Dutch documentary makers looked into what can be done against the lack of transparency of some regimes and armies around the world. They send a powerful message: the attentive watch of civilian detectives now makes it near-to-impossible to commit atrocities without being seen.
“The state keeps an eye on us, but in the digital world we can also keep an eye on governments and armies in places that independent observers have no access to,” they introduce their documentary film on digital civilian detectives, “and what has been seen can never be denied.”
Civilian detectives are solving the puzzle
Civilians from around the world are increasingly self-organizing. Jointly, they collect digital information – about geographical locations, atrocities committed, persons involved, damage done, armor used, targets hit, number of casualties – that will ultimately contribute to uncovering the truth. These “digital detectives” are the new eyes and ears of democracy.
This brand-new type of open source intelligence is fundamentally altering the relationship between government and civilians. The film shows digital detective Christiaan Triebert, researcher at citizen investigative journalism network Bellingcat, while he looks into the details of an aid convoy that was apparently bombed en route to Aleppo, Syria.
“I start by asking the most basic of questions: was it an aid convoy? Where was it hit? I start to look for the exact location online,” he explains, while he demonstrates the steps he moves through. “It’s like trying to solve a puzzle.”
Allowing civilians their own voice
Airwars founder and former BBC journalist Chris Woods puts it as follows: “I think what we got now with new technologies, with new capabilities, is the ability to allow civilians their own voice in the covering of wars, unmediated by our own governments and militaries.”
“And through new technologies, everyone has a cell phone in Syria and Iraq today. Huge amounts of the material that we work with is posted by ordinary men and women right at the center of the fighting, getting their stories out. And we’re taking and archiving and mediating that material, so that they have a voice.”
A digital witness
There will always be places in the world where collecting objective information is difficult, or even impossible. Just like the violence that is being used in the Syrian civil war today might not easily be averted. However, even there, civilian networks of journalists exist.
“It’s no longer possible to commit enormous crimes and get away with them,” Christiaan Triebert says, “There’s a witness, a digital witness. There are people around the world that are saying ‘this needs to be heard, this needs to be seen, this needs to be documented’. This gives me hope.”
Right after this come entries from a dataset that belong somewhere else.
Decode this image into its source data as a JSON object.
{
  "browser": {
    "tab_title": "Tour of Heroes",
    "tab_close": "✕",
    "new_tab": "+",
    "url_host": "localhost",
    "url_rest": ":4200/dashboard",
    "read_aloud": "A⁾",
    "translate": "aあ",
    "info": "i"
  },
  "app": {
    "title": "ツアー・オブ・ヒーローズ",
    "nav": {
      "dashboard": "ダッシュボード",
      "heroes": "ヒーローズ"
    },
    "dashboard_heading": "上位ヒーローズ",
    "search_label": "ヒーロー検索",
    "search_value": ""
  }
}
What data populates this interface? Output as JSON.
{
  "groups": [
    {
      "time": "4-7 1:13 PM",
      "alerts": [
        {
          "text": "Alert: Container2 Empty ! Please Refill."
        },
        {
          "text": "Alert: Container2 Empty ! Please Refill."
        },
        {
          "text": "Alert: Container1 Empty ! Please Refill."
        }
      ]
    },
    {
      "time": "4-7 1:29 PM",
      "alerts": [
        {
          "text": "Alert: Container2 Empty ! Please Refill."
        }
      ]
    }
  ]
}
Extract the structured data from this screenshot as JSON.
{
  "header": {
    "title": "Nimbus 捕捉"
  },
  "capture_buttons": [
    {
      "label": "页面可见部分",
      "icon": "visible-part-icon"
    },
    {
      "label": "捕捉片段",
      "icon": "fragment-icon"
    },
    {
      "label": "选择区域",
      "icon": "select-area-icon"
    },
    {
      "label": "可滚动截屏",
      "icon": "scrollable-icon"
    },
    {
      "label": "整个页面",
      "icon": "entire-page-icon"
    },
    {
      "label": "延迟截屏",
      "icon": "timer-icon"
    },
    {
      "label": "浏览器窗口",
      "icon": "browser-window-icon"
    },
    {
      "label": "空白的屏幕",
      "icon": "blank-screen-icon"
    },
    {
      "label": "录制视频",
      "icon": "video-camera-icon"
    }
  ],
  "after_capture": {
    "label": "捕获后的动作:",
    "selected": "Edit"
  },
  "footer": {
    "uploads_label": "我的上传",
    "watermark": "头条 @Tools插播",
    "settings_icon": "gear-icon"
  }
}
But there’s more to it. The film leaves us with an uncomfortable truth: what is seen cannot be unseen. What does this mean in terms of our responsibility? And what are we going to do as a result of our newfound knowledge?